• [EXERCISE DIRECTIONS]: Pick each line containing the word "Trainual" out of the data below.

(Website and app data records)
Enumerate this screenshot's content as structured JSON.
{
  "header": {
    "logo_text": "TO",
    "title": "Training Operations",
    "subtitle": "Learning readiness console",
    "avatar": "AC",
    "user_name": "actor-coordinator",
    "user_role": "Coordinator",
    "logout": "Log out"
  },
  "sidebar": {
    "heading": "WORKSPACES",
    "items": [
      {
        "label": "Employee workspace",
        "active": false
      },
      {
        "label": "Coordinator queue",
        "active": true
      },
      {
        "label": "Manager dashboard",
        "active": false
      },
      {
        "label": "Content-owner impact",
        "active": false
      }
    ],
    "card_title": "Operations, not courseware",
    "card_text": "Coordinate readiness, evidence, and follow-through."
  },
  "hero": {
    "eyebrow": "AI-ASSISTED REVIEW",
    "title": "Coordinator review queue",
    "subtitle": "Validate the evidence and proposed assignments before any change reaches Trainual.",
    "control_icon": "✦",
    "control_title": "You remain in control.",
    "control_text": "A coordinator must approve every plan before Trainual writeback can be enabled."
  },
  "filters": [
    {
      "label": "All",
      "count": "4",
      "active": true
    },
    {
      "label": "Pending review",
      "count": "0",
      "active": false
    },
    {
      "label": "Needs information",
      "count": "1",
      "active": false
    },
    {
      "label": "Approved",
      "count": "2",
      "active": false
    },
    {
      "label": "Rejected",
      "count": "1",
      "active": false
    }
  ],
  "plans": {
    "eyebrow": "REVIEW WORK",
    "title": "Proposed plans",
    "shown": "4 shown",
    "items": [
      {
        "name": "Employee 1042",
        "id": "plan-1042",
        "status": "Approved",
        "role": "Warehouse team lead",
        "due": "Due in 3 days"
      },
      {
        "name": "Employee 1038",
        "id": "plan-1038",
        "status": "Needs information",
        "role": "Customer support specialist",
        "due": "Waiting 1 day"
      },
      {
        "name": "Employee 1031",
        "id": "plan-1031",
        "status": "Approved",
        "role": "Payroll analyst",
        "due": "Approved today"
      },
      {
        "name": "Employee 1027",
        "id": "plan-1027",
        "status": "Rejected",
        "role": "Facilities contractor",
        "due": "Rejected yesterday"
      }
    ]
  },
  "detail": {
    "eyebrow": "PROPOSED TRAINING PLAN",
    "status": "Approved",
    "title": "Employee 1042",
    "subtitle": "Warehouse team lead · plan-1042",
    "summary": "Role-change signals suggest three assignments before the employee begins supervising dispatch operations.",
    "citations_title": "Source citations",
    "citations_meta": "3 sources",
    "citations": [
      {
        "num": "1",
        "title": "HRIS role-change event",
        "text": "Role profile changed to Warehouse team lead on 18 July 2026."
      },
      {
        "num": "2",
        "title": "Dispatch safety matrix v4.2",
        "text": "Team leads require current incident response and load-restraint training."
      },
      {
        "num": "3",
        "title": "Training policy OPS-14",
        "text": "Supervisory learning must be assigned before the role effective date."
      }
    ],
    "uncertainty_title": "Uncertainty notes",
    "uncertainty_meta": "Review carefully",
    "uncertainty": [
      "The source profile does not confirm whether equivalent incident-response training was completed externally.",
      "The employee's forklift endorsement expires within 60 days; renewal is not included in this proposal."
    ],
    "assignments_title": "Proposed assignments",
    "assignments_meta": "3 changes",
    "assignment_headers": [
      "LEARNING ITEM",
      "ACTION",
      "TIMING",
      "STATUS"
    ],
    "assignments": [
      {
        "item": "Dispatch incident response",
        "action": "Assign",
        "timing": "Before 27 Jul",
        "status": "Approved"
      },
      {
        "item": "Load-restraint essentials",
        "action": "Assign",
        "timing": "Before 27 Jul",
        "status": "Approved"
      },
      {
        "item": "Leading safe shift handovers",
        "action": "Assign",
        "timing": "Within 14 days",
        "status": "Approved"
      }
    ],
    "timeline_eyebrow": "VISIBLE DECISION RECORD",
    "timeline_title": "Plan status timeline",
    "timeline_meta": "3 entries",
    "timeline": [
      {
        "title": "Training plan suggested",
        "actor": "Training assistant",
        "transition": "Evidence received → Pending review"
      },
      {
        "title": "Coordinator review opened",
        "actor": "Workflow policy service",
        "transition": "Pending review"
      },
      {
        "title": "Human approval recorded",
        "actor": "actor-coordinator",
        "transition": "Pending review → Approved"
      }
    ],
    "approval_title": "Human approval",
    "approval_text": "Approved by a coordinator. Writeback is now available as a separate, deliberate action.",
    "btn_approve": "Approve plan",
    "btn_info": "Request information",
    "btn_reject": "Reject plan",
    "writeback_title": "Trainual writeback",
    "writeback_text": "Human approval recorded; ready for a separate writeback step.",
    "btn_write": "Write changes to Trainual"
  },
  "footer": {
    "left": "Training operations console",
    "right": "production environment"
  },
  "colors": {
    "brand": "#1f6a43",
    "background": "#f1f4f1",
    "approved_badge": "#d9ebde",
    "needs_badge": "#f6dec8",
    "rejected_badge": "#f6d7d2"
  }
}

• [EXERCISE SOLUTION]:
    "subtitle": "Validate the evidence and proposed assignments before any change reaches Trainual.",
    "control_text": "A coordinator must approve every plan before Trainual writeback can be enabled."
    "writeback_title": "Trainual writeback",
    "btn_write": "Write changes to Trainual"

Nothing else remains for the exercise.